App and web page records
=== Section Start ===

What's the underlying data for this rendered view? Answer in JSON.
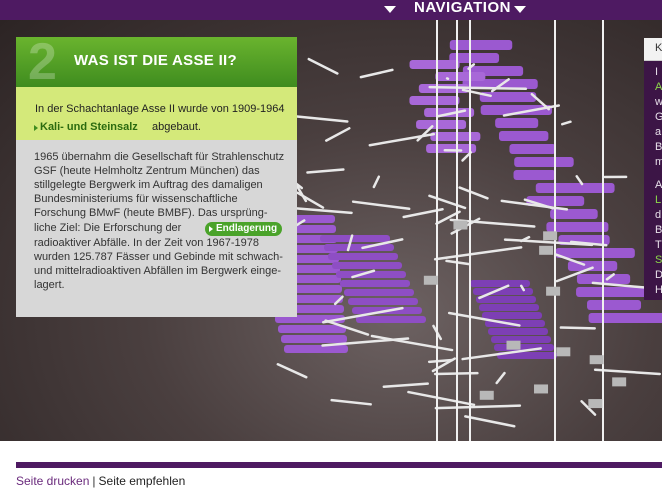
{
  "navigation": {
    "label": "NAVIGATION"
  },
  "panel": {
    "number": "2",
    "title": "WAS IST DIE ASSE II?",
    "intro_text": "In der Schachtanlage Asse II wurde von 1909-1964",
    "intro_link": "Kali- und Steinsalz",
    "intro_suffix": "abgebaut.",
    "body_lines": [
      "1965 übernahm die Gesellschaft für Strahlenschutz",
      "GSF (heute Helmholtz Zentrum München) das",
      "stillgelegte Bergwerk im Auftrag des damaligen",
      "Bundesministeriums für wissenschaftliche",
      "Forschung BMwF (heute BMBF). Das ursprüng-",
      "liche Ziel: Die Erforschung der",
      "radioaktiver Abfälle. In der Zeit von 1967-1978",
      "wurden 125.787 Fässer und Gebinde mit schwach-",
      "und mittelradioaktiven Abfällen im Bergwerk einge-",
      "lagert."
    ],
    "endlager_link": "Endlagerung"
  },
  "side_panel": {
    "head": "K",
    "chars": [
      "I",
      "A",
      "w",
      "G",
      "a",
      "B",
      "m",
      "A",
      "L",
      "d",
      "B",
      "T",
      "S",
      "D",
      "H"
    ]
  },
  "footer": {
    "print_link": "Seite drucken",
    "separator": "|",
    "recommend_link": "Seite empfehlen"
  },
  "colors": {
    "purple_brand": "#4e1a62",
    "green_header": "#3f8c1f",
    "green_light": "#d4e97a",
    "mine_purple": "#9b59d0"
  }
}
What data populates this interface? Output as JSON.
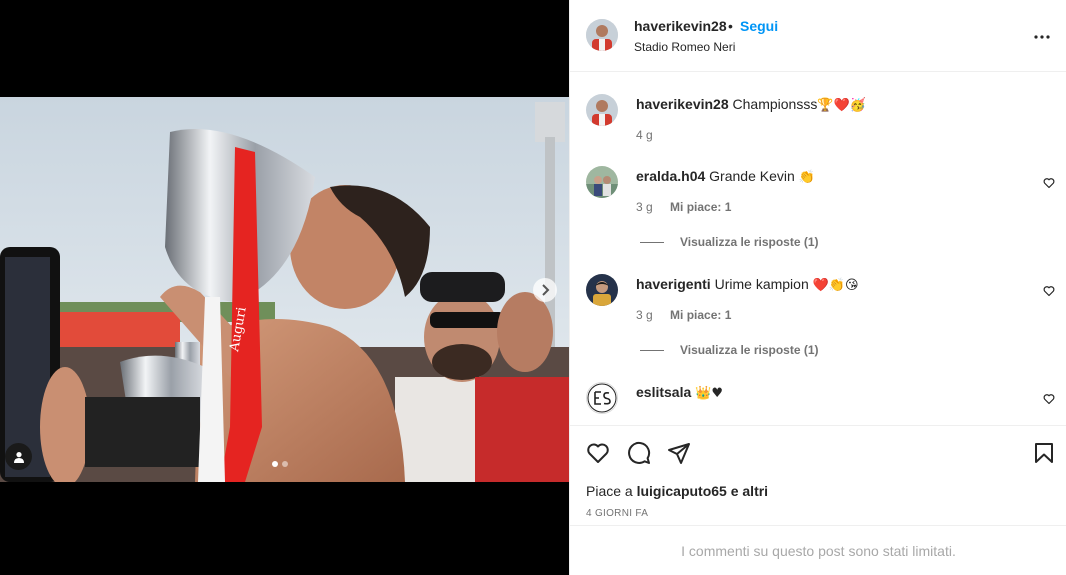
{
  "post": {
    "username": "haverikevin28",
    "follow_label": "Segui",
    "separator": "•",
    "location": "Stadio Romeo Neri"
  },
  "caption": {
    "username": "haverikevin28",
    "text": "Championsss",
    "emojis": "🏆❤️🥳",
    "time": "4 g"
  },
  "comments": [
    {
      "username": "eralda.h04",
      "text": "Grande Kevin",
      "emojis": "👏",
      "time": "3 g",
      "likes": "Mi piace: 1",
      "replies": "Visualizza le risposte (1)"
    },
    {
      "username": "haverigenti",
      "text": "Urime kampion",
      "emojis": "❤️👏😘",
      "time": "3 g",
      "likes": "Mi piace: 1",
      "replies": "Visualizza le risposte (1)"
    },
    {
      "username": "eslitsala",
      "text": "",
      "emojis": "👑♥"
    }
  ],
  "actions": {
    "liked_by_prefix": "Piace a",
    "liked_by_user": "luigicaputo65",
    "liked_by_suffix": "e altri",
    "date": "4 GIORNI FA"
  },
  "comments_limited": "I commenti su questo post sono stati limitati.",
  "colors": {
    "accent": "#0095f6",
    "text": "#262626",
    "secondary": "#737373",
    "border": "#efefef",
    "ribbon": "#e52421"
  },
  "media": {
    "photo_text": "Auguri",
    "carousel_index": 1,
    "carousel_total": 2
  }
}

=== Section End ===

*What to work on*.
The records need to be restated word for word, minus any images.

*Output for this exercise*.
What's the underlying data for this rendered view? Answer in JSON.
{
  "navigation": {
    "label": "NAVIGATION"
  },
  "panel": {
    "number": "2",
    "title": "WAS IST DIE ASSE II?",
    "intro_text": "In der Schachtanlage Asse II wurde von 1909-1964",
    "intro_link": "Kali- und Steinsalz",
    "intro_suffix": "abgebaut.",
    "body_lines": [
      "1965 übernahm die Gesellschaft für Strahlenschutz",
      "GSF (heute Helmholtz Zentrum München) das",
      "stillgelegte Bergwerk im Auftrag des damaligen",
      "Bundesministeriums für wissenschaftliche",
      "Forschung BMwF (heute BMBF). Das ursprüng-",
      "liche Ziel: Die Erforschung der",
      "radioaktiver Abfälle. In der Zeit von 1967-1978",
      "wurden 125.787 Fässer und Gebinde mit schwach-",
      "und mittelradioaktiven Abfällen im Bergwerk einge-",
      "lagert."
    ],
    "endlager_link": "Endlagerung"
  },
  "side_panel": {
    "head": "K",
    "chars": [
      "I",
      "A",
      "w",
      "G",
      "a",
      "B",
      "m",
      "A",
      "L",
      "d",
      "B",
      "T",
      "S",
      "D",
      "H"
    ]
  },
  "footer": {
    "print_link": "Seite drucken",
    "separator": "|",
    "recommend_link": "Seite empfehlen"
  },
  "colors": {
    "purple_brand": "#4e1a62",
    "green_header": "#3f8c1f",
    "green_light": "#d4e97a",
    "mine_purple": "#9b59d0"
  }
}
What data populates this interface? Output as JSON.
{
  "post": {
    "username": "haverikevin28",
    "follow_label": "Segui",
    "separator": "•",
    "location": "Stadio Romeo Neri"
  },
  "caption": {
    "username": "haverikevin28",
    "text": "Championsss",
    "emojis": "🏆❤️🥳",
    "time": "4 g"
  },
  "comments": [
    {
      "username": "eralda.h04",
      "text": "Grande Kevin",
      "emojis": "👏",
      "time": "3 g",
      "likes": "Mi piace: 1",
      "replies": "Visualizza le risposte (1)"
    },
    {
      "username": "haverigenti",
      "text": "Urime kampion",
      "emojis": "❤️👏😘",
      "time": "3 g",
      "likes": "Mi piace: 1",
      "replies": "Visualizza le risposte (1)"
    },
    {
      "username": "eslitsala",
      "text": "",
      "emojis": "👑♥"
    }
  ],
  "actions": {
    "liked_by_prefix": "Piace a",
    "liked_by_user": "luigicaputo65",
    "liked_by_suffix": "e altri",
    "date": "4 GIORNI FA"
  },
  "comments_limited": "I commenti su questo post sono stati limitati.",
  "colors": {
    "accent": "#0095f6",
    "text": "#262626",
    "secondary": "#737373",
    "border": "#efefef",
    "ribbon": "#e52421"
  },
  "media": {
    "photo_text": "Auguri",
    "carousel_index": 1,
    "carousel_total": 2
  }
}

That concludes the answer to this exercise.